%%

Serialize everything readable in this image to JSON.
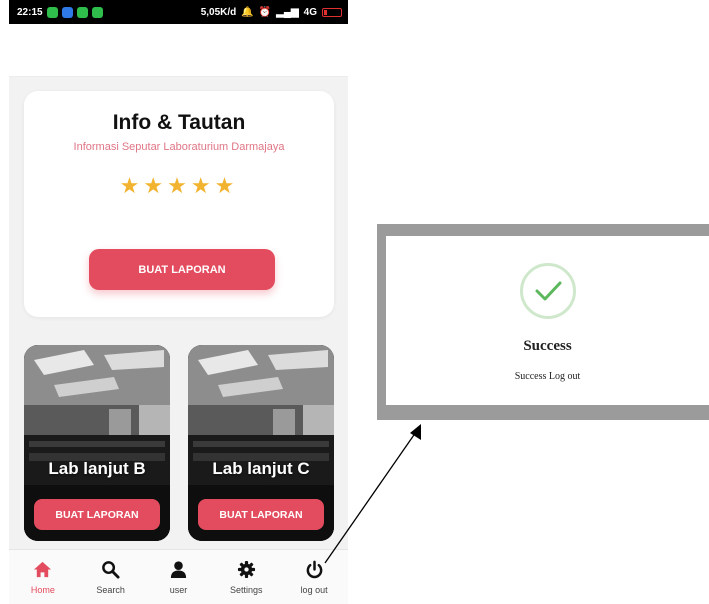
{
  "statusbar": {
    "time": "22:15",
    "network": "5,05K/d",
    "battery_level": "4G"
  },
  "info_card": {
    "title": "Info & Tautan",
    "subtitle": "Informasi Seputar Laboraturium Darmajaya",
    "rating": 5,
    "button_label": "BUAT LAPORAN"
  },
  "labs": [
    {
      "name": "Lab lanjut B",
      "button_label": "BUAT LAPORAN"
    },
    {
      "name": "Lab lanjut C",
      "button_label": "BUAT LAPORAN"
    }
  ],
  "nav": {
    "home": "Home",
    "search": "Search",
    "user": "user",
    "settings": "Settings",
    "logout": "log out"
  },
  "dialog": {
    "title": "Success",
    "message": "Success Log out"
  },
  "colors": {
    "accent": "#e34c5e",
    "star": "#f2b430",
    "success": "#5cb85c"
  }
}
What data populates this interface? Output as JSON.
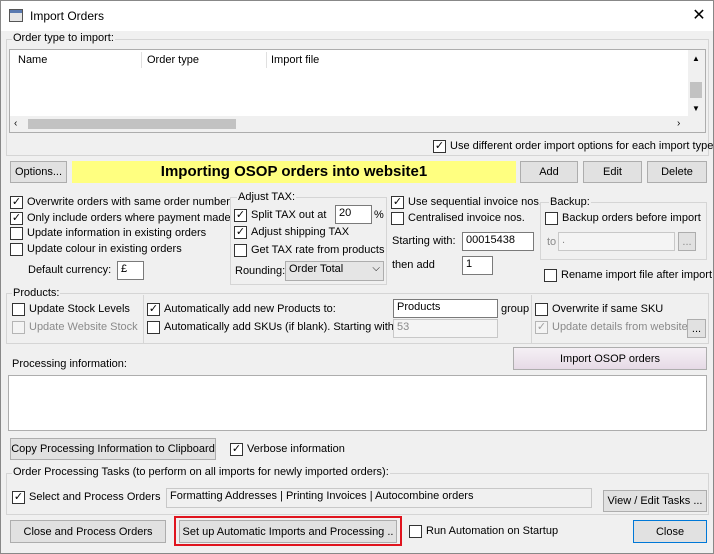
{
  "window": {
    "title": "Import Orders",
    "close_glyph": "✕"
  },
  "order_type": {
    "group_label": "Order type to import:",
    "columns": [
      "Name",
      "Order type",
      "Import file"
    ],
    "use_different_label": "Use different order import options for each import type",
    "use_different_checked": true
  },
  "toolbar": {
    "options_label": "Options...",
    "banner_text": "Importing OSOP orders into website1",
    "add_label": "Add",
    "edit_label": "Edit",
    "delete_label": "Delete"
  },
  "options_left": {
    "overwrite_label": "Overwrite orders with same order number",
    "only_include_label": "Only include orders where payment made",
    "update_info_label": "Update information in existing orders",
    "update_colour_label": "Update colour in existing orders",
    "default_currency_label": "Default currency:",
    "default_currency_value": "£"
  },
  "adjust_tax": {
    "group_label": "Adjust TAX:",
    "split_label": "Split TAX out at",
    "split_value": "20",
    "percent_label": "%",
    "shipping_label": "Adjust shipping TAX",
    "rate_label": "Get TAX rate from products",
    "rounding_label": "Rounding:",
    "rounding_value": "Order Total"
  },
  "invoice": {
    "sequential_label": "Use sequential invoice nos.",
    "centralised_label": "Centralised invoice nos.",
    "starting_label": "Starting with:",
    "starting_value": "00015438",
    "then_add_label": "then add",
    "then_add_value": "1"
  },
  "backup": {
    "group_label": "Backup:",
    "backup_label": "Backup orders before import",
    "to_label": "to",
    "to_value": ".",
    "browse_label": "...",
    "rename_label": "Rename import file after import"
  },
  "products": {
    "group_label": "Products:",
    "update_stock_label": "Update Stock Levels",
    "update_website_label": "Update Website Stock",
    "auto_add_label": "Automatically add new Products to:",
    "auto_add_value": "Products",
    "group_suffix": "group",
    "auto_skus_label": "Automatically add SKUs (if blank). Starting with:",
    "auto_skus_value": "53",
    "overwrite_sku_label": "Overwrite if same SKU",
    "update_details_label": "Update details from website",
    "details_browse_label": "..."
  },
  "processing": {
    "info_label": "Processing information:",
    "import_button_label": "Import OSOP orders",
    "copy_button_label": "Copy Processing Information to Clipboard",
    "verbose_label": "Verbose information"
  },
  "tasks": {
    "group_label": "Order Processing Tasks (to perform on all imports for newly imported orders):",
    "select_process_label": "Select and Process Orders",
    "tasks_value": "Formatting Addresses | Printing Invoices | Autocombine orders",
    "view_edit_label": "View / Edit Tasks ..."
  },
  "footer": {
    "close_process_label": "Close and Process Orders",
    "setup_auto_label": "Set up Automatic Imports and Processing ..",
    "run_auto_label": "Run Automation on Startup",
    "close_label": "Close"
  },
  "colors": {
    "banner": "#ffff80",
    "highlight": "#e0141e"
  }
}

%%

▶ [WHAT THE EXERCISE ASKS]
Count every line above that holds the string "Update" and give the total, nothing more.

▶ [WORKED SOLUTION]
5